Adelyne with Tia, Wujek, Onkel, and Attai
My daughter has grown up in Poland. And for the majority of her life, she has known her American family, aunties, and uncles, and grandparents—but she has been raised by her other aunties and uncles.
Or shall we say, she has been raised by:
& Aunties and Uncles
You see. My daughter has grown up on the hips, in the arms of, on the laps of, and in the presence of many aunties and uncles from around the world.
Some of them have the same color of skin as she does.
Most do not.
And, yes. My daughter has noticed the differences ever since she could talk.
Adelyne and her cheeky twin, Seun
Here’s an example. Most of my daughter’s first influential aunties and uncles in her life come from Africa. These countries to be exact: Nigeria, Zambia, Botswana, and Ivory Coast.
And it was one day when she was with her Auntie Toria (for Victoria—Toria was the name that Adelyne gave her auntie) that she pointed at both of their arms, hers and Victoria’s, and asked, “Auntie Toria, how come you have skin this color and I have skin this color?”

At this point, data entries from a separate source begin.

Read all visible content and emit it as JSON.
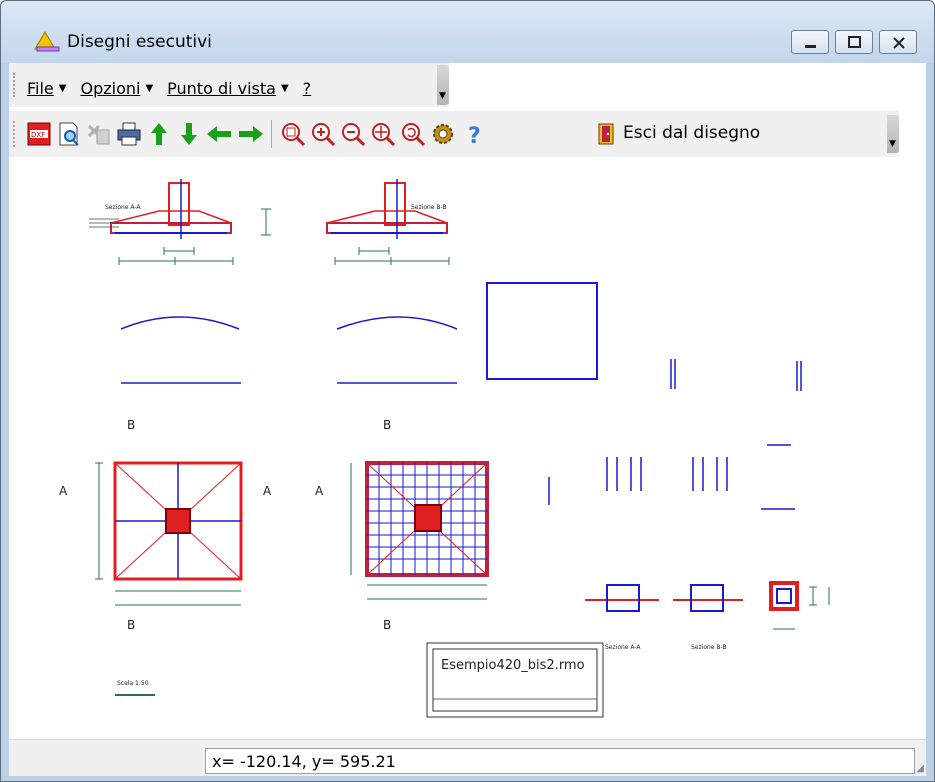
{
  "window": {
    "title": "Disegni esecutivi"
  },
  "menu": {
    "items": [
      {
        "label": "File",
        "has_arrow": true
      },
      {
        "label": "Opzioni",
        "has_arrow": true
      },
      {
        "label": "Punto di vista",
        "has_arrow": true
      },
      {
        "label": "?",
        "has_arrow": false
      }
    ]
  },
  "toolbar": {
    "buttons": [
      "dxf-export-icon",
      "print-preview-icon",
      "disabled-tool-icon",
      "printer-icon",
      "arrow-up-icon",
      "arrow-down-icon",
      "arrow-left-icon",
      "arrow-right-icon",
      "zoom-window-icon",
      "zoom-in-icon",
      "zoom-out-icon",
      "zoom-extents-icon",
      "zoom-previous-icon",
      "settings-gear-icon",
      "help-icon",
      "exit-door-icon"
    ],
    "exit_label": "Esci dal disegno"
  },
  "drawing": {
    "section_a_label": "Sezione A-A",
    "section_b_label": "Sezione B-B",
    "marker_a": "A",
    "marker_b": "B",
    "title_block": "Esempio420_bis2.rmo",
    "scale_label": "Scala 1:50"
  },
  "status": {
    "coordinates": "x= -120.14, y= 595.21"
  },
  "colors": {
    "accent_red": "#e02020",
    "accent_blue": "#1a1ad0",
    "dim_green": "#207848"
  }
}
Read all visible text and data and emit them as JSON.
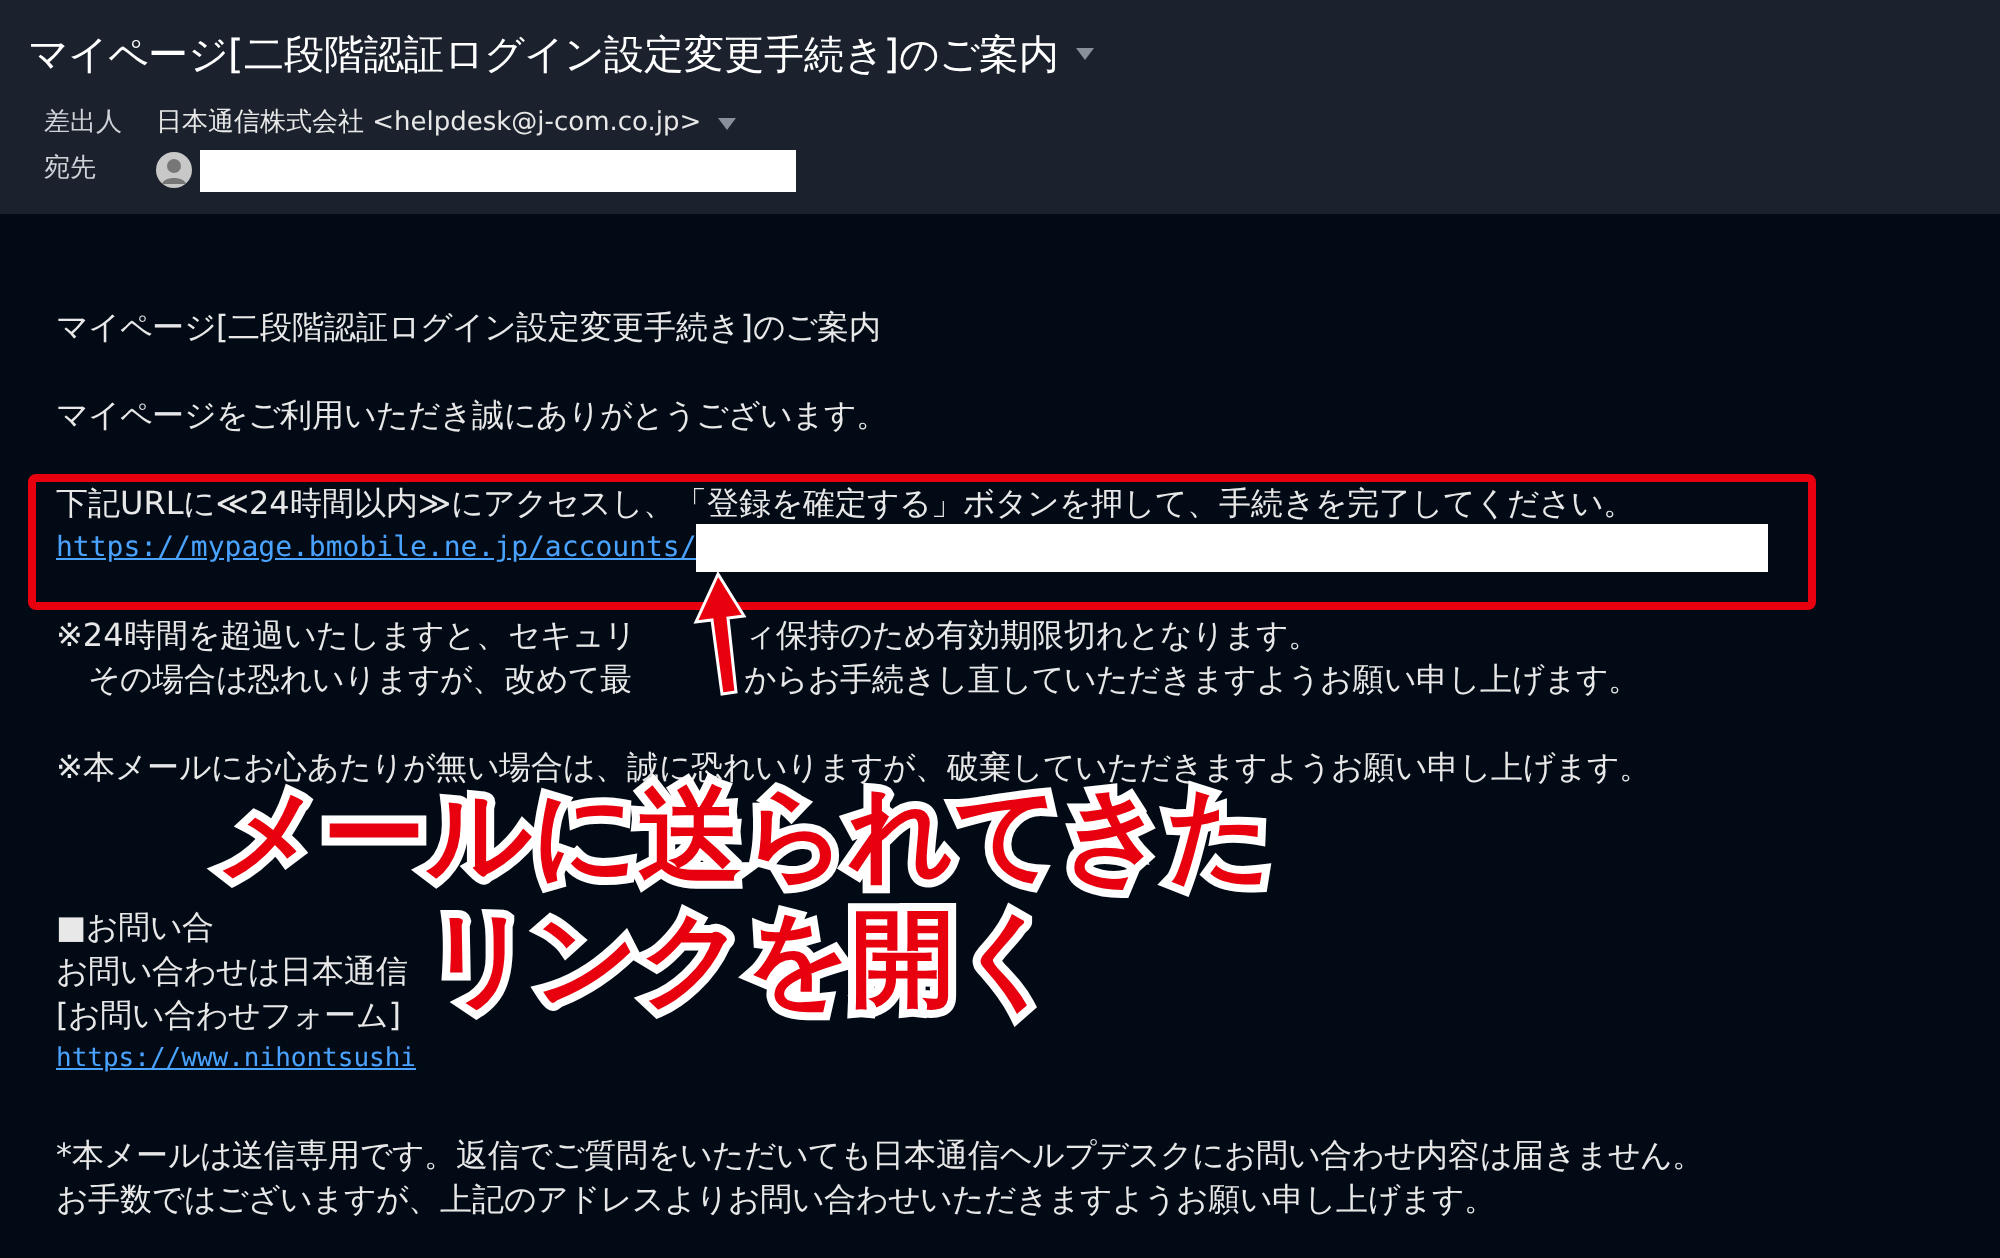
{
  "header": {
    "title": "マイページ[二段階認証ログイン設定変更手続き]のご案内",
    "from_label": "差出人",
    "from": "日本通信株式会社 <helpdesk@j-com.co.jp>",
    "to_label": "宛先"
  },
  "body": [
    {
      "lines": [
        {
          "kind": "text",
          "text": "マイページ[二段階認証ログイン設定変更手続き]のご案内"
        }
      ]
    },
    {
      "lines": [
        {
          "kind": "text",
          "text": "マイページをご利用いただき誠にありがとうございます。"
        }
      ]
    },
    {
      "highlighted": true,
      "lines": [
        {
          "kind": "text",
          "text": "下記URLに≪24時間以内≫にアクセスし、「登録を確定する」ボタンを押して、手続きを完了してください。"
        },
        {
          "kind": "redacted_link",
          "text": "https://mypage.bmobile.ne.jp/accounts/"
        }
      ]
    },
    {
      "lines": [
        {
          "kind": "split",
          "parts": [
            "※24時間を超過いたしますと、セキュリ",
            "ィ保持のため有効期限切れとなります。"
          ]
        },
        {
          "kind": "split",
          "parts": [
            "　その場合は恐れいりますが、改めて最",
            "からお手続きし直していただきますようお願い申し上げます。"
          ]
        }
      ]
    },
    {
      "lines": [
        {
          "kind": "text",
          "text": "※本メールにお心あたりが無い場合は、誠に恐れいりますが、破棄していただきますようお願い申し上げます。"
        }
      ]
    },
    {
      "lines": [
        {
          "kind": "text",
          "text": "■お問い合"
        },
        {
          "kind": "text",
          "text": "お問い合わせは日本通信"
        },
        {
          "kind": "text",
          "text": "[お問い合わせフォーム]"
        },
        {
          "kind": "link",
          "text": "https://www.nihontsushi"
        }
      ]
    },
    {
      "lines": [
        {
          "kind": "text",
          "text": "*本メールは送信専用です。返信でご質問をいただいても日本通信ヘルプデスクにお問い合わせ内容は届きません。"
        },
        {
          "kind": "text",
          "text": "お手数ではございますが、上記のアドレスよりお問い合わせいただきますようお願い申し上げます。"
        }
      ]
    }
  ],
  "annotation": {
    "lines": [
      "メールに送られてきた",
      "リンクを開く"
    ]
  }
}
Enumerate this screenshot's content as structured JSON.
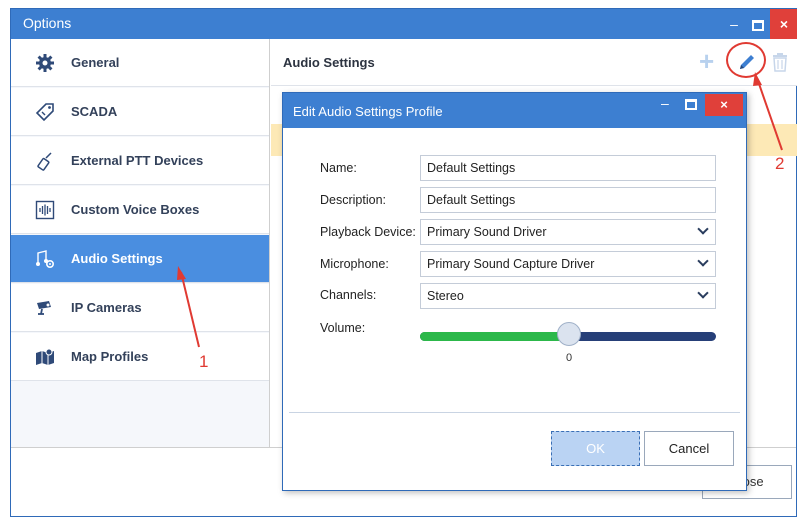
{
  "window": {
    "title": "Options",
    "min_glyph": "–",
    "close_glyph": "×",
    "close_button_label": "Close"
  },
  "sidebar": {
    "items": [
      {
        "label": "General",
        "icon": "gear-icon"
      },
      {
        "label": "SCADA",
        "icon": "tag-icon"
      },
      {
        "label": "External PTT Devices",
        "icon": "radio-icon"
      },
      {
        "label": "Custom Voice Boxes",
        "icon": "waveform-icon"
      },
      {
        "label": "Audio Settings",
        "icon": "audio-settings-icon",
        "active": true
      },
      {
        "label": "IP Cameras",
        "icon": "camera-icon"
      },
      {
        "label": "Map Profiles",
        "icon": "map-icon"
      }
    ]
  },
  "panel": {
    "title": "Audio Settings",
    "add_glyph": "+"
  },
  "annotations": {
    "num1": "1",
    "num2": "2",
    "color": "#e03a32"
  },
  "dialog": {
    "title": "Edit Audio Settings Profile",
    "min_glyph": "–",
    "close_glyph": "×",
    "fields": {
      "name": {
        "label": "Name:",
        "value": "Default Settings"
      },
      "description": {
        "label": "Description:",
        "value": "Default Settings"
      },
      "playback": {
        "label": "Playback Device:",
        "value": "Primary Sound Driver"
      },
      "microphone": {
        "label": "Microphone:",
        "value": "Primary Sound Capture Driver"
      },
      "channels": {
        "label": "Channels:",
        "value": "Stereo"
      }
    },
    "volume": {
      "label": "Volume:",
      "value": "0",
      "fill_fraction": 0.5
    },
    "ok_label": "OK",
    "cancel_label": "Cancel"
  },
  "colors": {
    "accent": "#3d7fd1",
    "active_item": "#4a8ee0",
    "close_red": "#e0403a",
    "highlight_row": "#fde9b6",
    "slider_green": "#2cb84a",
    "slider_navy": "#263f78"
  }
}
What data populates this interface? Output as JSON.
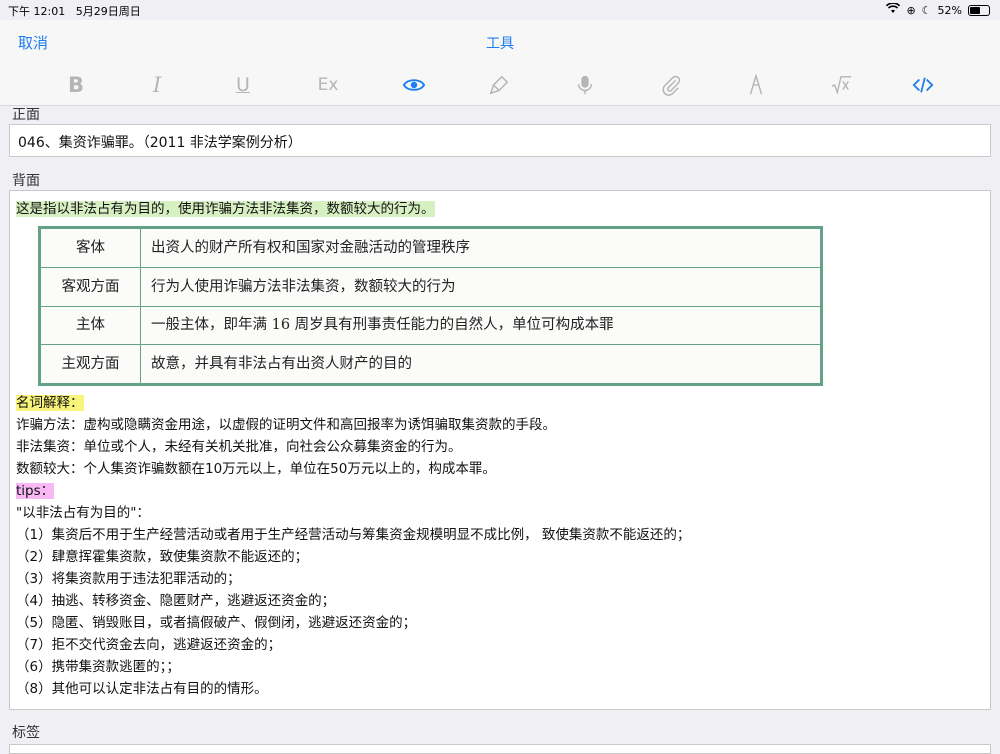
{
  "status": {
    "time": "下午 12:01",
    "date": "5月29日周日",
    "battery": "52%"
  },
  "nav": {
    "cancel": "取消",
    "title": "工具"
  },
  "toolbar": {
    "bold": "B",
    "italic": "I",
    "underline": "U",
    "clear_format": "Ex",
    "icons": [
      "bold-icon",
      "italic-icon",
      "underline-icon",
      "clear-format-icon",
      "eye-icon",
      "brush-icon",
      "mic-icon",
      "paperclip-icon",
      "pen-icon",
      "sqrt-icon",
      "code-icon"
    ],
    "accent": "#1c7ef0"
  },
  "front": {
    "label": "正面",
    "value": "046、集资诈骗罪。（2011 非法学案例分析）"
  },
  "back": {
    "label": "背面",
    "intro": "这是指以非法占有为目的，使用诈骗方法非法集资，数额较大的行为。",
    "table": [
      {
        "key": "客体",
        "value": "出资人的财产所有权和国家对金融活动的管理秩序"
      },
      {
        "key": "客观方面",
        "value": "行为人使用诈骗方法非法集资，数额较大的行为"
      },
      {
        "key": "主体",
        "value": "一般主体，即年满 16 周岁具有刑事责任能力的自然人，单位可构成本罪"
      },
      {
        "key": "主观方面",
        "value": "故意，并具有非法占有出资人财产的目的"
      }
    ],
    "terms_heading": "名词解释：",
    "terms": [
      "诈骗方法：虚构或隐瞒资金用途，以虚假的证明文件和高回报率为诱饵骗取集资款的手段。",
      "非法集资：单位或个人，未经有关机关批准，向社会公众募集资金的行为。",
      "数额较大：个人集资诈骗数额在10万元以上，单位在50万元以上的，构成本罪。"
    ],
    "tips_heading": "tips：",
    "tips_intro": "\"以非法占有为目的\"：",
    "tips": [
      "（1）集资后不用于生产经营活动或者用于生产经营活动与筹集资金规模明显不成比例， 致使集资款不能返还的；",
      "（2）肆意挥霍集资款，致使集资款不能返还的；",
      "（3）将集资款用于违法犯罪活动的；",
      "（4）抽逃、转移资金、隐匿财产，逃避返还资金的；",
      "（5）隐匿、销毁账目，或者搞假破产、假倒闭，逃避返还资金的；",
      "（7）拒不交代资金去向，逃避返还资金的；",
      "（6）携带集资款逃匿的；；",
      "（8）其他可以认定非法占有目的的情形。"
    ]
  },
  "tags": {
    "label": "标签"
  }
}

Auntie Toria was stunned. After all, here was a little wee one that has always been family. And now she was supposed to answer?
Since she didn’t know what to say, she hollered loudly, “Pastor Richard! Come here.”
And come we did. Victoria told us the conversation and so we looked at Adelyne and said, “Some people have skin the color of coffee. And some the color of milk. But you know what’s great? Both are awesome and they go REALLY well together.”
That seemed to make sense to our little 3-year-old. And off she and Auntie Toria went to play again.
Another time, Adelyne pointed to Auntie Mwanso’s skin and said, “Ciocia Mwanso, I want a sister with your color skin.”
It also makes sense. After all, a large majority of Adelyne’s “family” growing up had skin the same color as Ciocia Mwanso (again, a beautiful black skin). So why wouldn’t she want a sister with the same color skin?
Lastly, Adelyne has an African twin, Seun. You see, they both have the perfect set of cheeks. And so she and Adelyne quickly became “Cheeky Twins” (it’s what we called them). And it is this very Auntie that Adelyne is off to see this week in Botswana, helping her celebrate her wedding to Kwesi!
But it’s not just Africa…
A yi Annie and Adelyne…Best of Friends
Adelyne also has so many aunties and uncles from Asia, Taiwan mostly.
In fact, Daniel Chen was Adelyne’s first boyfriend. There could be a room full of people, but Adelyne would only have eyes for Daniel. She would stare at him for hours. Of course, he’s much older…so it would never work 😉 But she would stare nonetheless.
By the age of 2, Adelyne could count to 10 in 3 languages, 1 being Mandarin.
When she wasn’t in the arms of her African aunties and uncles, she was in the arms of her Taiwanese Aunties and Uncles.
They have been with Adelyne through all of her important moments in life: Christmases, birthdays, Easters, school beginnings, lost teeth, and so much more.
Skin color…it’s a beautiful thing.
And Adelyne recognizes that each special person in her life is unique.
She sees beyond the skin color. No, she doesn’t dismiss what makes each person individual—but she sees the skin color and recognizes that the world is full of beauty. And differences. Fantastically wonderful differences.
And, most importantly, she sees their hearts.
And that is what makes us one.
One big family—all around the world.